Bark-cloth beater (ike) Niue

Bark-cloth beater (ike)
Bark-cloth beater (ike)

Custodian: University of Glasgow Hunterian Museum and Art Gallery

Reference: GLAHM E.439/2

The wooden beater or mallet (ike) is used in the production of a cloth in Polynesia (known as tapa) from the inner bark of the paper mulberry tree. This inner bark is dried and soaked before being beaten against a wooden anvil to thin and widen it. First the grooved side of the beater is used, then the smooth side to finish off. The wide strips of bark are then beaten together in two layers, occasionally with the assistance of a starch. The resultant pieces of cloth can measure up to 60m long – more usually around 3 – and the work may involve an entire community. The finished cloth, fetaʻaki, is then painted.

It is one of over 100 Polynesian and Melanesian objects items donated to The Hunterian Museum from the collection of Glasgow alumnus and missionary George Turner.
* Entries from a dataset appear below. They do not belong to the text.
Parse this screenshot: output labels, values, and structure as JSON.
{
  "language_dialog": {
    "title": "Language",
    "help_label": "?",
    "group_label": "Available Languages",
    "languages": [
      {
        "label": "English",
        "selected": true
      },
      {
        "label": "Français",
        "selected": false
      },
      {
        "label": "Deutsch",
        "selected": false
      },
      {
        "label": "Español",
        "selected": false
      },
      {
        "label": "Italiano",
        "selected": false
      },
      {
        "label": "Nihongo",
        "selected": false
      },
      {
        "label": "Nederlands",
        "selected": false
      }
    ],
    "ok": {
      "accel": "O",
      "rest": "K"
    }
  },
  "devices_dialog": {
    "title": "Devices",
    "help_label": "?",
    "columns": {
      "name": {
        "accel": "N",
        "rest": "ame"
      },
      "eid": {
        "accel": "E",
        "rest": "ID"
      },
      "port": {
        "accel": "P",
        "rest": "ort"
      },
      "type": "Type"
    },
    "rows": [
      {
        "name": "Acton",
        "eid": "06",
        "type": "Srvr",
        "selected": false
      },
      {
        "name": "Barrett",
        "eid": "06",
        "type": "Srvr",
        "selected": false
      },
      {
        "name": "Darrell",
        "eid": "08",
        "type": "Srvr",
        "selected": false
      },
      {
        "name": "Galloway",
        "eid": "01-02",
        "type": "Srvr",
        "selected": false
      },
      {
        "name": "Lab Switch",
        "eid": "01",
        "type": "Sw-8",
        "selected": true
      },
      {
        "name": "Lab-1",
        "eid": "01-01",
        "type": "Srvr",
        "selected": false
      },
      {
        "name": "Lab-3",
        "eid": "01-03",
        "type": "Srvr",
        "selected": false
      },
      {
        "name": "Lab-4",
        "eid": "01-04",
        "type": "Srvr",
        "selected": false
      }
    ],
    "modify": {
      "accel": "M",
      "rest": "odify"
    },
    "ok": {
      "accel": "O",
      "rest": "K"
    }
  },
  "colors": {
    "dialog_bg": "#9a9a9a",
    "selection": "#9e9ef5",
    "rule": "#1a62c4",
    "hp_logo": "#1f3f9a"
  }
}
Maker: not known

Materials: wood

Dimensions: 345mm long